Even today, polio is a constant factor in Greenwood’s life. She’s one of the polio victims who has post-polio syndrome. “It’s very bad. It affects my muscles, my walk. It’s not good for me because I’m a goer. This thing is trying to slow me down, and I don’t like to slow down,” said Greenwood, who wears a brace all the way up her left leg now and a brace on her good leg from the knee down.
Doctors plan to do surgery on her good leg’s foot and knee within the year or so, she said, “all due to weakness in my other leg.”
Still, she feels fortunate. “I think how lucky I am. There are so many people so much worse off than me.”
Sandra Greenwood will be at the Salem Rotary Club meeting on Nov. 19, when the club has a program on polio.

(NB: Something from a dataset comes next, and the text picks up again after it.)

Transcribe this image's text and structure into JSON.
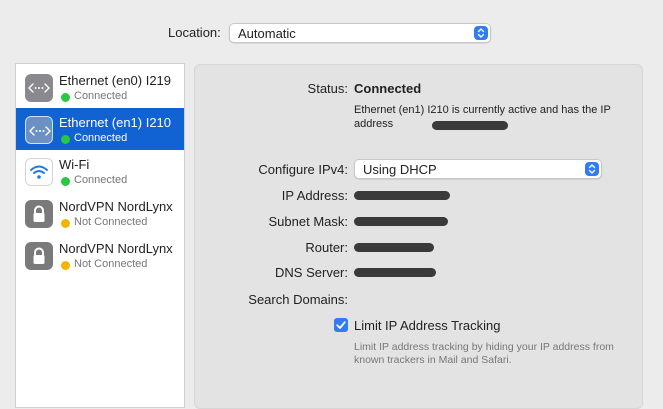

Salem Rotarian June Long arranged that. Long is Polio Chairman for District 7570, encompassing Rotary clubs from east Tennessee to Front Royal.
Long had a special reason for accepting the chairmanship three years ago.
Her father, Wallace Hall of Elliston, had polio when he was 15 months old.
“My dad never talked about having had polio. He could never play with us, though, because he could not run. Danny (her brother) and I both played high school sports, and our dad never missed a game. He was right there on the front row.”
It was her father’s left leg that was affected by polio. “His leg was real small and very crooked. My dad’s shoe was built up so much.”
Long and her husband, Bill, obtained the two adult-sized iron lungs and a baby one that will be on display Saturday. “All three were from Salem. Originally the rescue squad had them and they were stored at John M. Oakey and Son funeral home in the basement.”
The Longs cleaned up the iron lungs and bought a special trailer to haul them around.
Their passion to end polio has taken them half-way across the world, to inoculate children in India in 2005. India is one of the four countries where polio is still a real threat. The other three countries are Afghanistan, Pakistan and Nigeria.
Due to the development of vaccines and years of inoculation programs, polio is no longer a threat in the United States.
Long remembers her dad’s emphasis on her and her brother staying safe from polio. “He made sure we had our polio inoculations. The first ones were shots. Then we had the sugar cubes.”
Today, most polio inoculations are drops placed in a child’s mouth, but when she and her husband were preparing to go to India, they got polio booster shots, she added.
June Long has more plans for the polio display she and Bill haul around. “I’m looking for an old pair of braces polio victims used to wear,” she said. “They were made out of iron, and they were so heavy.”